Do Not Sell My Personal Information Jump to content

Egr Tube Replacement Tips And Tricks


Recommended Posts

Just replaced a cracked EGR tube on my son's 96 LS400. I've read all that I can find on the web and found a few tips that may make it easier for any DIYer attempting this himself.

First off, for those of you who were able to replace an EGR tube without removing the right side cat I bow at your feet saying "I'm not worthy" repeatedly. I have idea how you pull this off because I couldn't even see the top 2 bolts without taking off the cat. And yes, the bolts on the cat were completely frozen. I stripped 2 of the three upper nuts attempting to get it off. After soaking in PB Blaster for 48hours and then hitting it with a propane torch with no luck, I pulled out the big gun: "CRC Freeze Off!." If you haven't ever uesd this stuff, it's simply amazing. After shooting the nuts/bolts with Freeze Off, 90 seconds later, "BAM!" they're off. So if you're afraid to remove the right side cat because the bolts are frozen, now you know. However, a caution: Freeze off has a flash point of 104 degrees. So be careful. And the way to get the stripped bolts/nuts off is with your Craftsman stripped bolt/screw remover set. Works like a dream even when the nut is stripped round.

After getting off the cat, the two lower nuts are cake to get off; top two bolts, not so easy. To get them off, working from the bottom, I used a long extension and swivel socket with painters tape wrapped around the swivel joint. Painter's tape allows you to position the angle of the socket so it doesn't flop around while you're trying to get it on the head of the bolts. When I got the bottom two nuts off the bottom half of the EGR tube fell off and hit me in the face. No wonder it sounded so crappy!

Once it was off putting it back on was another challenge. Feeding the tube up from the bottom it's pretty easy to get the flange over the bolts and then just screw the nuts on. No big deal. But getting the proper orientation for the upper two bolts which are inserted into threaded holes is another story because you can't really see much of the treads looking up from the bottom.

Note: I've read that a lot of guys work from the top. I couldn't get my hand between the firewall and all the tubes running around the back of the engine to thread the first bolt, the top one, to get the orientation right. Obviously, if you get these bolts cross threaded, or muck up the threaded holes, you're SOL. So I got a little creative. After unbolting the brace that runs along the bottom attached to the exhaust, I jacked the transmission up about 2 inches. I know, living dangerously. But I thought there'd be enough "slack" in the motor and tranny mounts to allow for this after I made sure I wasn't going to pinch any fuel, cooler, or AC lines in the process. Once I felt resistance, I stopped. And I used a big wood block under the tranny pan to prevent damage. Once jacked up the engine had moved far enough away from the firewall that I had enough room to squeeze my hand down the back side of the fire wall to get my hand in position to work. I couldn't hold the bolt in my hand as I worked it down the back of the firewall so I attached a piece of thread to the bolt and lowerd it down into place and then slid my hand down afterwards. Still tight, but doable. Once I could insert the bolt into the flange of the EGR tube I could safely begin to feel the proper orientation to thread the bolt into the threaded hole and position the tube at the same time as well. Once the top bolt was in I had the proper orientation/alingment to insert the bottom bolt in from the underside of the vehicle. I used the same painter tape trick on the swivel but also wrapped painter's tape around the socket leaving about 1/16" protruding about the edge of the socket. I used this to press down on the underside of the bolt once inserted in the socket so that I wouldn't keep losing it when it boinked on something and fell out for the umpteenth time.
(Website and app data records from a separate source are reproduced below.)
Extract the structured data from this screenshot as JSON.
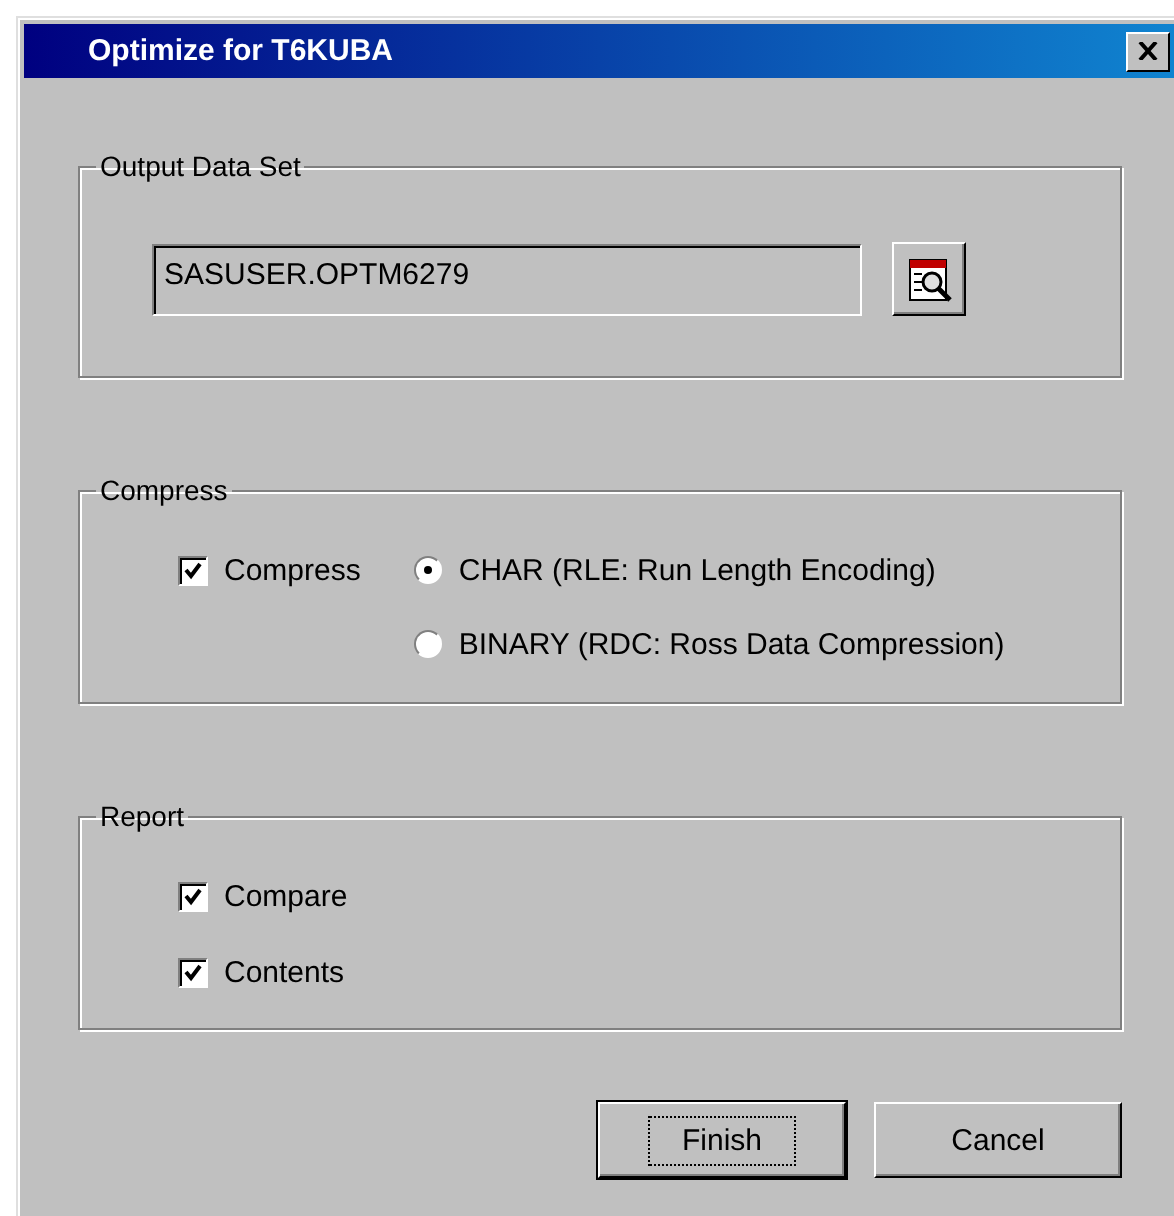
{
  "window": {
    "title": "Optimize for T6KUBA"
  },
  "output_data_set": {
    "legend": "Output Data Set",
    "value": "SASUSER.OPTM6279"
  },
  "compress": {
    "legend": "Compress",
    "checkbox": {
      "label": "Compress",
      "checked": true
    },
    "options": [
      {
        "label": "CHAR (RLE: Run Length Encoding)",
        "selected": true
      },
      {
        "label": "BINARY (RDC: Ross Data Compression)",
        "selected": false
      }
    ]
  },
  "report": {
    "legend": "Report",
    "items": [
      {
        "label": "Compare",
        "checked": true
      },
      {
        "label": "Contents",
        "checked": true
      }
    ]
  },
  "buttons": [
    {
      "label": "Finish",
      "default": true
    },
    {
      "label": "Cancel",
      "default": false
    }
  ]
}
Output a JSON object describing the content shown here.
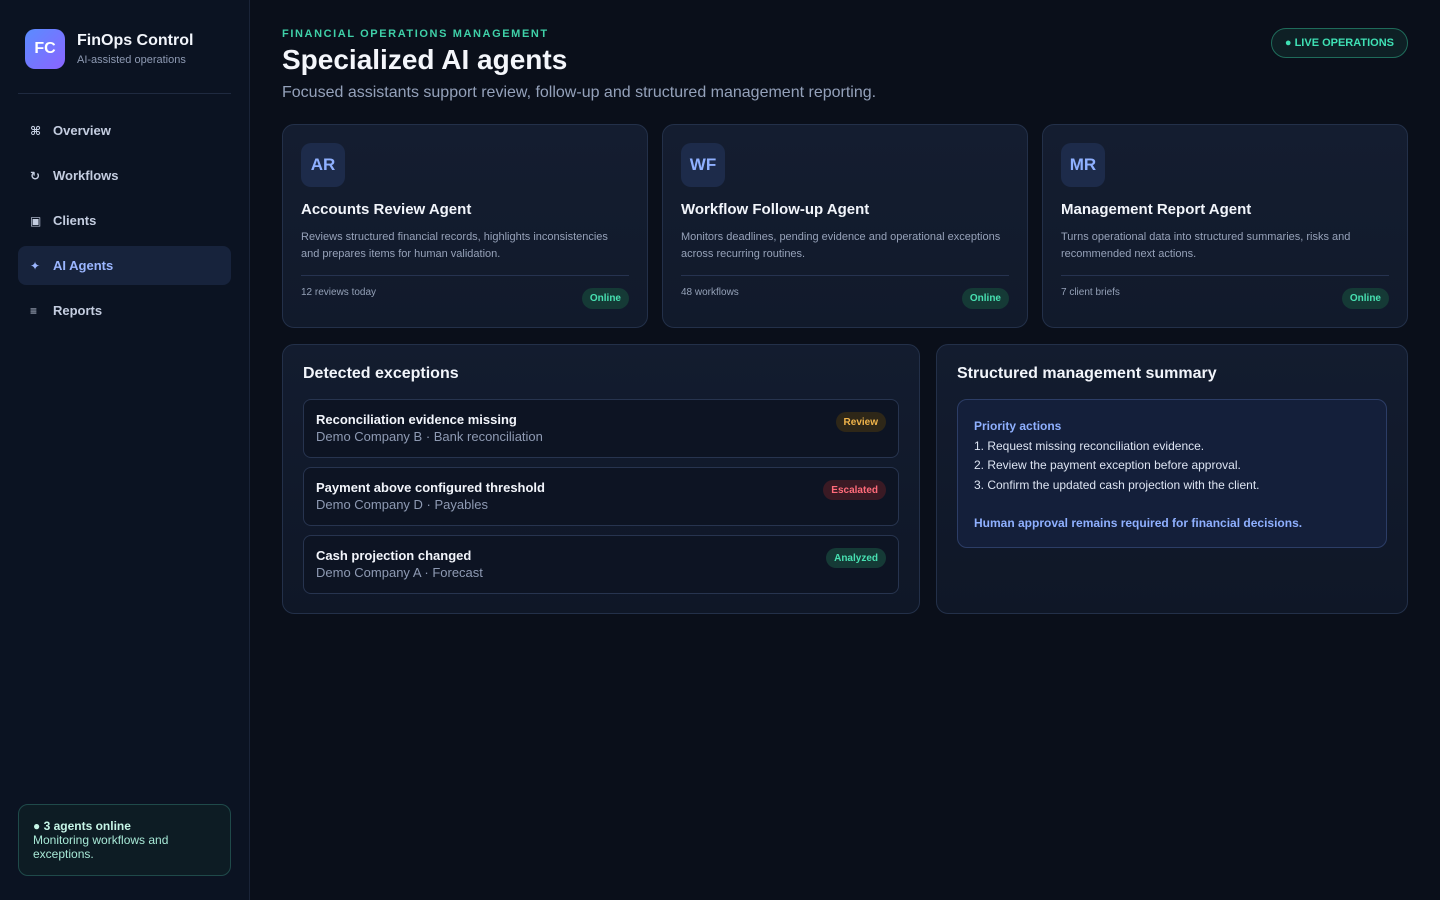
{
  "brand": {
    "logo": "FC",
    "name": "FinOps Control",
    "subtitle": "AI-assisted operations"
  },
  "nav": {
    "items": [
      {
        "icon": "⌘",
        "icon_name": "command-icon",
        "label": "Overview"
      },
      {
        "icon": "↻",
        "icon_name": "refresh-icon",
        "label": "Workflows"
      },
      {
        "icon": "▣",
        "icon_name": "clients-icon",
        "label": "Clients"
      },
      {
        "icon": "✦",
        "icon_name": "sparkle-icon",
        "label": "AI Agents",
        "active": true
      },
      {
        "icon": "≡",
        "icon_name": "reports-icon",
        "label": "Reports"
      }
    ]
  },
  "sidebar_status": {
    "title": "● 3 agents online",
    "description": "Monitoring workflows and exceptions."
  },
  "header": {
    "eyebrow": "FINANCIAL OPERATIONS MANAGEMENT",
    "title": "Specialized AI agents",
    "subtitle": "Focused assistants support review, follow-up and structured management reporting.",
    "live_badge": "● LIVE OPERATIONS"
  },
  "agents": [
    {
      "initials": "AR",
      "name": "Accounts Review Agent",
      "description": "Reviews structured financial records, highlights inconsistencies and prepares items for human validation.",
      "metric": "12 reviews today",
      "status": "Online"
    },
    {
      "initials": "WF",
      "name": "Workflow Follow-up Agent",
      "description": "Monitors deadlines, pending evidence and operational exceptions across recurring routines.",
      "metric": "48 workflows",
      "status": "Online"
    },
    {
      "initials": "MR",
      "name": "Management Report Agent",
      "description": "Turns operational data into structured summaries, risks and recommended next actions.",
      "metric": "7 client briefs",
      "status": "Online"
    }
  ],
  "exceptions": {
    "title": "Detected exceptions",
    "items": [
      {
        "title": "Reconciliation evidence missing",
        "subtitle": "Demo Company B · Bank reconciliation",
        "badge": "Review",
        "badge_color": "#f0b44a",
        "badge_bg": "#2e2718"
      },
      {
        "title": "Payment above configured threshold",
        "subtitle": "Demo Company D · Payables",
        "badge": "Escalated",
        "badge_color": "#ff6b7a",
        "badge_bg": "#3a1a24"
      },
      {
        "title": "Cash projection changed",
        "subtitle": "Demo Company A · Forecast",
        "badge": "Analyzed",
        "badge_color": "#47e0b1",
        "badge_bg": "#153a36"
      }
    ]
  },
  "summary": {
    "title": "Structured management summary",
    "heading": "Priority actions",
    "actions": [
      "1. Request missing reconciliation evidence.",
      "2. Review the payment exception before approval.",
      "3. Confirm the updated cash projection with the client."
    ],
    "note": "Human approval remains required for financial decisions."
  },
  "colors": {
    "accent": "#8fb0ff",
    "success": "#47e0b1",
    "warning": "#f0b44a",
    "danger": "#ff6b7a",
    "background": "#0a0f1a"
  }
}
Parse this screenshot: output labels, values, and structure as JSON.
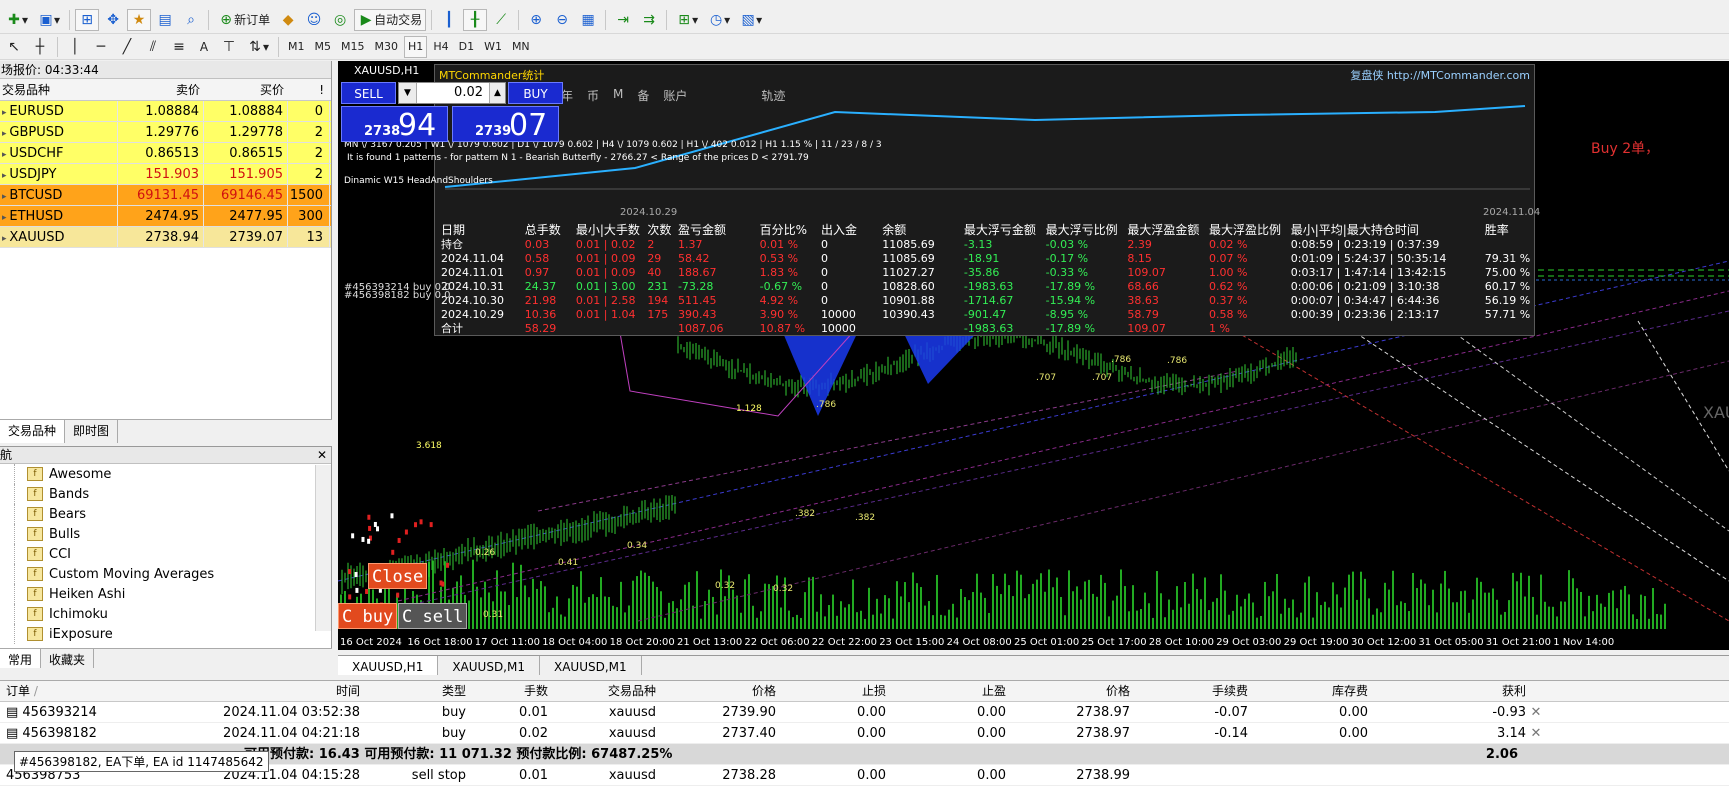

I Don't honestly know if any of these ramblings will actually help anyone or not. But it sure helped me get this job done myself without having to take it to the dealer ($1100 quote) or drop the tranny. I've already R&R 2 trannies this year so I've met my quota.

But WOW does this car run smoother and quieter now....and doesn't sound like a '73 LTD like someone mentioned.

  • Like 1
Link to comment
Share on other sites

Join the conversation

You can post now and register later. If you have an account, sign in now to post with your account.

Reply to this topic...

×   Pasted as rich text.   Paste as plain text instead

  Only 75 emoji are allowed.

×   Your link has been automatically embedded.   Display as a link instead

×   Your previous content has been restored.   Clear editor

×   You cannot paste images directly. Upload or insert images from URL.


  • Create New...